First I will note the benefits of Lambda. Then I will run code without provisioning or managing servers using the Lambda console. Then I’ll manually invoke an event, and finally I’ll review my output metrics.
FYI everything in this exercise is free-tier eligible.
Benefits of Lambda
The benefits of Lambda include but aren’t limited to the fact that there are no servers that need managing, Lambda is continuously scalable, it is cost-optimized to the millisecond, and performance is consistent regardless of scale.
Creating a Function
First head to the Lambda dashboard (Image 1). Then create a function by clicking “Create function” in the right hand corner.
Here we are going to use a blueprint (Image 2), because it already has sample code for us making it easier to quickly launch. Under Blueprints search & select “hello-world-python.” Then click “Configure” in the bottom right of the page.
When configuring, keep in mind that you are configuring the compute resources that you want to allocate (ie memory), execution time out, and an IAM Role that Lambda can assume in order to execute functions on your behalf. Image 3 & 4 show my configurations, where I created a role from a policy template, named my function, and ensured the code was completely populated.
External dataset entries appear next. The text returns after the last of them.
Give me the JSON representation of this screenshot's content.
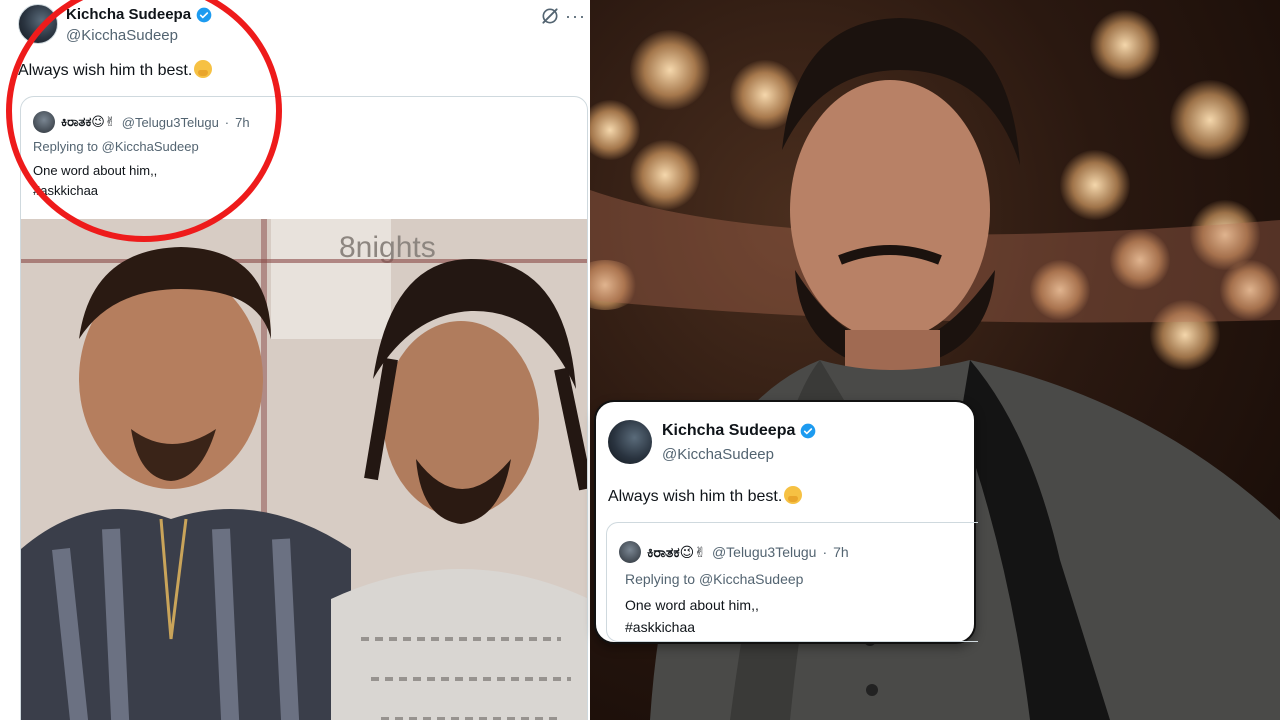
{
  "tweet": {
    "display_name": "Kichcha Sudeepa",
    "handle": "@KicchaSudeep",
    "text": "Always wish him th best.",
    "emoji": "hugging-face-emoji",
    "more_label": "···",
    "quoted": {
      "name": "ಕಿರಾತಕ😉✌",
      "handle": "@Telugu3Telugu",
      "separator": "·",
      "time": "7h",
      "reply_prefix": "Replying to",
      "reply_to": "@KicchaSudeep",
      "line1": "One word about him,,",
      "line2": "#askkichaa"
    }
  },
  "colors": {
    "highlight_circle": "#ee1b1b",
    "verified_badge": "#1d9bf0",
    "text_primary": "#0f1419",
    "text_secondary": "#536471",
    "card_border": "#cfd9de"
  },
  "icons": {
    "verified": "verified-badge-icon",
    "grok": "grok-icon",
    "more": "more-options-icon"
  }
}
I then clicked “Create function” at the bottom of the page.
Image 5 verifies successful creation of the function.
Invoking my Function with a Test Event
In the Lambda Function’s dashboard, I went to Test, named my test event “kevinshelloworldevent”, and changed one of the JSON key values to “Aloha World!” as seen in Image 6.
Then in Image 7, I saved changed and clicked “Saved event.” Then I tested the event by clicking “Test.”
Reviewing Output Metrics
Image 8 shows a the test occurred with details logged.
The above results show that the test succeeded at the top. Also in the Summary section you can see key information. Some of this information is very useful for items such as billing. In this case note I was only billed for a duration of 3 milliseconds.
Then the log output (Image 9) shows the logs generated by executing the function.
For more information on your Lambda function metrics, keep in mind that Lambda automatically reports metrics to Cloudwatch.
For the purpose of viewing more metrics, I proceeded to click Test several times. This enabled me to have larger numbers viewable when I went to the Monitor tab in my function (Image 10).
Note this was successful but because it was such a small, brief function I ran only a few times, only some dots are showing up on the graphs rather than the larger lines with higher counts that would appear if this was done with a larger function over a longer period of time.
I then proceeded to delete the function (Image 11).
For more information on Lambda, please go to AWS’ page dedicated to reviewing Lambda.